I would recommend watching our previous live stream where we talk about this.
Tishina: EY are pursuing a vision called Vision 2020 in which the company is targeting to be a $50bn professional services organisation by 2020. For me, Vision 2020 means there’s lot of opportunities available for me as an individual for progression and new experiences.
What’s the structure like for CIMA?
The CIMA qualification is made up of four parts that you will study and complete examinations for. You will be taught by qualified and highly experienced tutors who are subject matter experts and you will be taught through a combination of lectures, class discussions, classroom exercises and questions.
Studying for your CIMA qualification with be different to studying for a degree and will be made up of a mixture of studying at college and home study days, too.
How did your personal values align with EY?

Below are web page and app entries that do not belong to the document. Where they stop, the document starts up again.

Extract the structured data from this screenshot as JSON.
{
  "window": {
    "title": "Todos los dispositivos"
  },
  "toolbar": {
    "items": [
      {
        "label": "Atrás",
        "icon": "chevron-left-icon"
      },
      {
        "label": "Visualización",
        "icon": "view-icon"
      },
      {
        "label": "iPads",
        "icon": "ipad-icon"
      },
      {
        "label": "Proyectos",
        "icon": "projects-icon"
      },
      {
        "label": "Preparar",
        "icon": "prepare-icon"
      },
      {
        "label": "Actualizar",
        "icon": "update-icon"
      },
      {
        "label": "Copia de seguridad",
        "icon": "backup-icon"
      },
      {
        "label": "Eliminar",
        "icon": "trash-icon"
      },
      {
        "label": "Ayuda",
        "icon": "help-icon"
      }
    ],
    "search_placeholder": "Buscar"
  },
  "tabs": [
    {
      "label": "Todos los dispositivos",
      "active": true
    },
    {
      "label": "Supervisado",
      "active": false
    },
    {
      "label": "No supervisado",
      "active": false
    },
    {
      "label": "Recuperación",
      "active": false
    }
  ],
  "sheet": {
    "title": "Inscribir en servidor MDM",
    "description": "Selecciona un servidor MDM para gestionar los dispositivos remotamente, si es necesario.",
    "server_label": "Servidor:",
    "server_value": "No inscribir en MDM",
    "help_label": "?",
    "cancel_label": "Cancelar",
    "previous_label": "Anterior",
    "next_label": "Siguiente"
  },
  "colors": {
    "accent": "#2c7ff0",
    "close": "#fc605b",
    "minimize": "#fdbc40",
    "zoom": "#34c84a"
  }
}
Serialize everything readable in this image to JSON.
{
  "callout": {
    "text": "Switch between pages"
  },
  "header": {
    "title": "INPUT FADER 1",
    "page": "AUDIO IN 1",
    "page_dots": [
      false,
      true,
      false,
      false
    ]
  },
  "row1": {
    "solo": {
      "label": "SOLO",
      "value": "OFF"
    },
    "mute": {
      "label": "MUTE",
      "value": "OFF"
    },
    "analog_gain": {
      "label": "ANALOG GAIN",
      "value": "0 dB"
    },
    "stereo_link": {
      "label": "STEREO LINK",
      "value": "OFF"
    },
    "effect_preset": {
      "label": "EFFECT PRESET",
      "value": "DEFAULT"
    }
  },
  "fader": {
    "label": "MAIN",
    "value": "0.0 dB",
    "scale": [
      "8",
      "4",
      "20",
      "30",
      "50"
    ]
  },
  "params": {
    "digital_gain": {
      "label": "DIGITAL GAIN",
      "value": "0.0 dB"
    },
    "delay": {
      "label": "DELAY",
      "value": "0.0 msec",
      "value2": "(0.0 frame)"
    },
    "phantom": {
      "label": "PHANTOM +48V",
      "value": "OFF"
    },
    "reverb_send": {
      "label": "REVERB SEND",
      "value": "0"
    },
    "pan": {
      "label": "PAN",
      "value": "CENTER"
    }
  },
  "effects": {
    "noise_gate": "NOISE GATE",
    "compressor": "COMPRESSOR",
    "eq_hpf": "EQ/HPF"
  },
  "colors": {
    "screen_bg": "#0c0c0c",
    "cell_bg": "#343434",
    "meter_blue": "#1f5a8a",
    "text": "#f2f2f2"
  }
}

Helen: I really believe that opportunities should be open to everyone, regardless of their academic results, so I was really pleased to find that EY were the same.
Tishina: EY have a strong people culture; they care about you as an individual and there’s a strong team environment. These values are really important to me.
Also, at EY you’re encouraged to take active steps for learning and development. I strongly believe in personal development and outside of work I am involved in a number of personal development activities.
What types of degree other than Economics/Maths does EY accept?
For the majority of our programmes we welcome applicants from all degree backgrounds. Only a small number of our positions require a specific degree, so do check the requirements of the programme you’re interested in for more details.
It’s your natural strengths that matter to us – some of our highest achievers have studied subjects totally unrelated to the work they do! Find out more here.